--- Data shown Enclosed Below ---
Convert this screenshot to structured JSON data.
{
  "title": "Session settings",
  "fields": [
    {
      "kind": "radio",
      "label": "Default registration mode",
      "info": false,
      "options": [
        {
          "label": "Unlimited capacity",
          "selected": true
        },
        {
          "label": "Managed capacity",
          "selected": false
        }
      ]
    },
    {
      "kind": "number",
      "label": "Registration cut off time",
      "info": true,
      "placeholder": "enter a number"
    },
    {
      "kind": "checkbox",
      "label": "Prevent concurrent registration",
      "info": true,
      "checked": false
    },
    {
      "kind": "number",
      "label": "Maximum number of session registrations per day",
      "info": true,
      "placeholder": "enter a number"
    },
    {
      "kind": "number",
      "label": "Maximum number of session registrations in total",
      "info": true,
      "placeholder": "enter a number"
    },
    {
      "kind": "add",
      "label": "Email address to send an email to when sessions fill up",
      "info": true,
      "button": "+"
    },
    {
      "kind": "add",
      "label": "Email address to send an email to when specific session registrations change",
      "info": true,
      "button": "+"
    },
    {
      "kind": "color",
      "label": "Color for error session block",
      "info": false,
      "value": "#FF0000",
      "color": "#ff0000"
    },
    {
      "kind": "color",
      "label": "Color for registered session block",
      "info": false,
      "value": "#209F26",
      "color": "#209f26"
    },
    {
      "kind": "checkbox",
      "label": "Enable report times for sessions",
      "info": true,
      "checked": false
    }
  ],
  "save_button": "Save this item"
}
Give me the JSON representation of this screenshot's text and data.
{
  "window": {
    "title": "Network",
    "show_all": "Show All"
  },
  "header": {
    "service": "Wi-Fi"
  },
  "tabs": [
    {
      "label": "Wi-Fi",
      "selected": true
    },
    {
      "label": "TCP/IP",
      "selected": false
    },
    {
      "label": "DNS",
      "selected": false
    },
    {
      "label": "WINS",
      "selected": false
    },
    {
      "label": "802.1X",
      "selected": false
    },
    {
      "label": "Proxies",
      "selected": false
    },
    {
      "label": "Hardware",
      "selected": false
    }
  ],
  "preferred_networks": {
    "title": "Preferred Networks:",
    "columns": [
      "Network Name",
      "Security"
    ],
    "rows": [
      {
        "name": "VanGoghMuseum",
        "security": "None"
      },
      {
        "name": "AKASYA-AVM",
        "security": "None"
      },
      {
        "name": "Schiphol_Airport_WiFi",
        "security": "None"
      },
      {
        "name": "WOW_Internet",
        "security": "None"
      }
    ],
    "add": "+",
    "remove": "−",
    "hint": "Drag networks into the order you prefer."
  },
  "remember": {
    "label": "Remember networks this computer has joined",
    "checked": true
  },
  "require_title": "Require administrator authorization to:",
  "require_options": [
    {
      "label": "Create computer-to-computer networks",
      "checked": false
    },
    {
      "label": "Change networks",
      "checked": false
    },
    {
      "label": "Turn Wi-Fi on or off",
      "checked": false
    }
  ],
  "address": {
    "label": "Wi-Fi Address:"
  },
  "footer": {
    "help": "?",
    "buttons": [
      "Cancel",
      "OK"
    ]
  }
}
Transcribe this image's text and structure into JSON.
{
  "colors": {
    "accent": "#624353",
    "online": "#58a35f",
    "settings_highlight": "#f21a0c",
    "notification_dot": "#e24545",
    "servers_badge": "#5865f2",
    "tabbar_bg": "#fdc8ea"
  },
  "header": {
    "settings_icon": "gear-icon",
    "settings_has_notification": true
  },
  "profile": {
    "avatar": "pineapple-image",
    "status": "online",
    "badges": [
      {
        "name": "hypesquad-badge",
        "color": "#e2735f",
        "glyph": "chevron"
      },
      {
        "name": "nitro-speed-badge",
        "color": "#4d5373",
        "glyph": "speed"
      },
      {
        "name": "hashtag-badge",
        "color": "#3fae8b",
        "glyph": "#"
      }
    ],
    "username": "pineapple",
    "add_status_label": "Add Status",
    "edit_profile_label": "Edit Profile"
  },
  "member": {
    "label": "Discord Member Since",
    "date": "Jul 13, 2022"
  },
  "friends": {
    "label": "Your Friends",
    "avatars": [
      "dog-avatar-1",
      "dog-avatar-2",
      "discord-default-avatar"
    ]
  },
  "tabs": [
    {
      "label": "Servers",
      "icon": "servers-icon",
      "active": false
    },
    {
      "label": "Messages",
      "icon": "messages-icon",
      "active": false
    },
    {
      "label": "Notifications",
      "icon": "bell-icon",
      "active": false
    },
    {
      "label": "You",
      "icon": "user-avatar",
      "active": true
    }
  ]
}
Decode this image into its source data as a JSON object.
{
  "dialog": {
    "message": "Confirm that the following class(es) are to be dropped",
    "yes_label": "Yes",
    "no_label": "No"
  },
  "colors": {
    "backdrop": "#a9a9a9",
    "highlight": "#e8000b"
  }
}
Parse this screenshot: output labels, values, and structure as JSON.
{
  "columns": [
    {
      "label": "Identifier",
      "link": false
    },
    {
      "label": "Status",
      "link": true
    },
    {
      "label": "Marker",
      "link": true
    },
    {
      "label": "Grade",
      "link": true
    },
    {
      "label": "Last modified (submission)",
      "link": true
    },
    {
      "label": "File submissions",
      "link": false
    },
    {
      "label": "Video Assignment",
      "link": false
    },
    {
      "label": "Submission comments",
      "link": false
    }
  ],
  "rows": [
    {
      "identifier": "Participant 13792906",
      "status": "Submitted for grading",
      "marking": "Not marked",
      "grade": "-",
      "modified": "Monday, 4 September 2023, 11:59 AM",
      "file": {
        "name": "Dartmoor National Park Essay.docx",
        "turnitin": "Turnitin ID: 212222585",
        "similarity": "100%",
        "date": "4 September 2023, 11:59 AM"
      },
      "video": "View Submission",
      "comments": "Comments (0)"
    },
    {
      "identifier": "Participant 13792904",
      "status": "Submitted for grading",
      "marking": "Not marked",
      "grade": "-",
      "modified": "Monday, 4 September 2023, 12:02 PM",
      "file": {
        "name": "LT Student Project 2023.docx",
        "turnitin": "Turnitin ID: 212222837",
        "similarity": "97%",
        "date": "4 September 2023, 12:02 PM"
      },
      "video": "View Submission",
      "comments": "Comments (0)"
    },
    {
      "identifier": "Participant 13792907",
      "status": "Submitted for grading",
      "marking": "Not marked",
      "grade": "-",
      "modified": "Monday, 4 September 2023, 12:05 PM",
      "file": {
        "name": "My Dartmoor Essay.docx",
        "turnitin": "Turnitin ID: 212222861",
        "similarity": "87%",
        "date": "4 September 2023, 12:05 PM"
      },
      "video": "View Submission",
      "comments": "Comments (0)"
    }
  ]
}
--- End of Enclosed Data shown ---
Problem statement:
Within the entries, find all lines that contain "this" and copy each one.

Answer for the task:
Convert this screenshot to structured JSON data.
  "save_button": "Save this item"
Give me the JSON representation of this screenshot's text and data.
    "label": "Remember networks this computer has joined",
Transcribe this image's text and structure into JSON.
Decode this image into its source data as a JSON object.
Parse this screenshot: output labels, values, and structure as JSON.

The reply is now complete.